- **WHAT YOU SHOULD DO**: Go through the entries, filter for the word "screenshot", and copy every line that has it.

- **RECORDED INFORMATION**:
···

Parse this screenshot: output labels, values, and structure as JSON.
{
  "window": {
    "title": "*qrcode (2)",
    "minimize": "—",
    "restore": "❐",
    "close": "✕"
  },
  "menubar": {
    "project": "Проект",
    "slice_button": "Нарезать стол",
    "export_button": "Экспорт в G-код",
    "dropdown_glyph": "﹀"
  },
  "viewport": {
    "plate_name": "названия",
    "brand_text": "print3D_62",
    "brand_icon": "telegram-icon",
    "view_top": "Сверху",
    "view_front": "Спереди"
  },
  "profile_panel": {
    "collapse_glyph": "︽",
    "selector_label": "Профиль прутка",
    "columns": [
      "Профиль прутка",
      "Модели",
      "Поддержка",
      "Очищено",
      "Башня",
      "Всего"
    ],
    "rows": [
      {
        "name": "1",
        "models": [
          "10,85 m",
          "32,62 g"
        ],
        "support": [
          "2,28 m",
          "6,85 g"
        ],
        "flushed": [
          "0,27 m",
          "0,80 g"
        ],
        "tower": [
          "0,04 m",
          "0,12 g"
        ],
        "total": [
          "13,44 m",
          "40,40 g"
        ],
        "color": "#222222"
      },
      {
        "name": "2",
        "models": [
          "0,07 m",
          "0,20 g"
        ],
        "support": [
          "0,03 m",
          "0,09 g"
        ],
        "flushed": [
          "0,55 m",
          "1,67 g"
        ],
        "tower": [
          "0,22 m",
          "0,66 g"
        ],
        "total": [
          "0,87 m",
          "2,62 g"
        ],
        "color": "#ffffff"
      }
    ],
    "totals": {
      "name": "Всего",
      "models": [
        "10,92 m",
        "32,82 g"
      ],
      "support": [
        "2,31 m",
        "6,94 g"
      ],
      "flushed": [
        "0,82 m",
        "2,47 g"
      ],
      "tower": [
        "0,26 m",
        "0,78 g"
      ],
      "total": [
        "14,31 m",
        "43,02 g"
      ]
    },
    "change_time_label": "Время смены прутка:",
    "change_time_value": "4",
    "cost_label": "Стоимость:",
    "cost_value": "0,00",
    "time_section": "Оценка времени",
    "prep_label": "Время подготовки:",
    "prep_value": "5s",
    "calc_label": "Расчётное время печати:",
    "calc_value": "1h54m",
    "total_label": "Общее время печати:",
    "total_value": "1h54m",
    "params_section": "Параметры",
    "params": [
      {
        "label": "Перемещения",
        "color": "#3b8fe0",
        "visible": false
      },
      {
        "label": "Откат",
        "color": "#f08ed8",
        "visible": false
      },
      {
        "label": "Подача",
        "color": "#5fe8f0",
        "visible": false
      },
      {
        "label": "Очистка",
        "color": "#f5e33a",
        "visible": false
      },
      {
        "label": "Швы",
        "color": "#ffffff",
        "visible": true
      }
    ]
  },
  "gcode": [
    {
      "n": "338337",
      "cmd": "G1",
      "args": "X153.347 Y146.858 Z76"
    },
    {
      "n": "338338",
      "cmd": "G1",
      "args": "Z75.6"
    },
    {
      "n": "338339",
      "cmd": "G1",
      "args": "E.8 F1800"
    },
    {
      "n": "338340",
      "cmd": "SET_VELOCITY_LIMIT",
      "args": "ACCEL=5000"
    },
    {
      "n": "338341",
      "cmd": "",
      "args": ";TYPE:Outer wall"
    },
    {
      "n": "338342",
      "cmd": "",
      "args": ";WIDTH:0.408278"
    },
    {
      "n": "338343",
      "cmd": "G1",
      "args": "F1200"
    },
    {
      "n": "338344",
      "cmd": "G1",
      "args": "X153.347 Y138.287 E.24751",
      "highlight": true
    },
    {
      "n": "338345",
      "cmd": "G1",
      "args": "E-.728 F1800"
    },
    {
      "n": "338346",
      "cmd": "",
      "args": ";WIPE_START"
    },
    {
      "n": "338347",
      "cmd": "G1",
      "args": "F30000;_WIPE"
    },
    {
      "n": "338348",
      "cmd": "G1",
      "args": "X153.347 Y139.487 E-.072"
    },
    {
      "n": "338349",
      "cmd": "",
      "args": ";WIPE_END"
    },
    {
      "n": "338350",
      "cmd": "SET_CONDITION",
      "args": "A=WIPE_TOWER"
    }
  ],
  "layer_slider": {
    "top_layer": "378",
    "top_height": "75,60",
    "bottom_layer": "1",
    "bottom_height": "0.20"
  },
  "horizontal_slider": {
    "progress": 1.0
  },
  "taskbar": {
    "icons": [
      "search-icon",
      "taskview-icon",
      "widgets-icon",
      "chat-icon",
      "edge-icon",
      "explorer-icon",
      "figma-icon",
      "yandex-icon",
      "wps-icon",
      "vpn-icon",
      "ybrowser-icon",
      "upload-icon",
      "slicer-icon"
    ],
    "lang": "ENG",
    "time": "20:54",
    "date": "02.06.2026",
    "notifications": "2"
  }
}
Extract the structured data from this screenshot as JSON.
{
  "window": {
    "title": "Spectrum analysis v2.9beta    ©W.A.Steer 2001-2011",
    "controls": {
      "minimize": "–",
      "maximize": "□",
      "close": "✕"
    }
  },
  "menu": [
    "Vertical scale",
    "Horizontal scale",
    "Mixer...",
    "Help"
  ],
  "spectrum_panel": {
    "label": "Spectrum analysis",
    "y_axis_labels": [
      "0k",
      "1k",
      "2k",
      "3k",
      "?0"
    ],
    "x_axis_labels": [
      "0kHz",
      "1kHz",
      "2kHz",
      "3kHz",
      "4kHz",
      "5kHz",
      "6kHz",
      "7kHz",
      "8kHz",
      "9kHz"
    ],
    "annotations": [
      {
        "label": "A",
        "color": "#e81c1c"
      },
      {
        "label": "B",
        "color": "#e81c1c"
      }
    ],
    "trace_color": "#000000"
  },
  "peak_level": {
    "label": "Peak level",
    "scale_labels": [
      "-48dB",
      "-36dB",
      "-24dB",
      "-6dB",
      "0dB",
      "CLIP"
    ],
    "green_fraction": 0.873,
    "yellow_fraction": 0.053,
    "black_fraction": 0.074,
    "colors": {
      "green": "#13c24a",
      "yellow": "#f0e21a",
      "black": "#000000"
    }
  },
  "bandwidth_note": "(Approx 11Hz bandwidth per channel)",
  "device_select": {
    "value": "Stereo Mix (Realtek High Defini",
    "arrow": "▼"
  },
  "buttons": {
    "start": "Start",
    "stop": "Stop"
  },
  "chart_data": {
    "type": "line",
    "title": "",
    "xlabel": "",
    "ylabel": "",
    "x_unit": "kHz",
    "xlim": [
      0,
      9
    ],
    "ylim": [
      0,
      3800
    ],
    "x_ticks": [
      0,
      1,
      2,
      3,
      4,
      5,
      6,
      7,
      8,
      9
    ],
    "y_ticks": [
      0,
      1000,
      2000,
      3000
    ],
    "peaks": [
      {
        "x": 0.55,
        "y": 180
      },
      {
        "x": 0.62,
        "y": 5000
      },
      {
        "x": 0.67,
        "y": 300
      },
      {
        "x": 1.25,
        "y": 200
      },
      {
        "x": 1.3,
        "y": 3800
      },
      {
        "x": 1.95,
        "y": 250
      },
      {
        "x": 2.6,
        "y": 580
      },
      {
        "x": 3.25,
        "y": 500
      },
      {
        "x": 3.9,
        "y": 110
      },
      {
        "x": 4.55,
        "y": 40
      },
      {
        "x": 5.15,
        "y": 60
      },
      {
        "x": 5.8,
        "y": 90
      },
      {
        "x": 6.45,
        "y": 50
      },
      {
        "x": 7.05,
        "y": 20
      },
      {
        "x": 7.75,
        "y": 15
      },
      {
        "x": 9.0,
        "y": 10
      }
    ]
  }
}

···

- **EXERCISE RESPONSE**:
Parse this screenshot: output labels, values, and structure as JSON.
Extract the structured data from this screenshot as JSON.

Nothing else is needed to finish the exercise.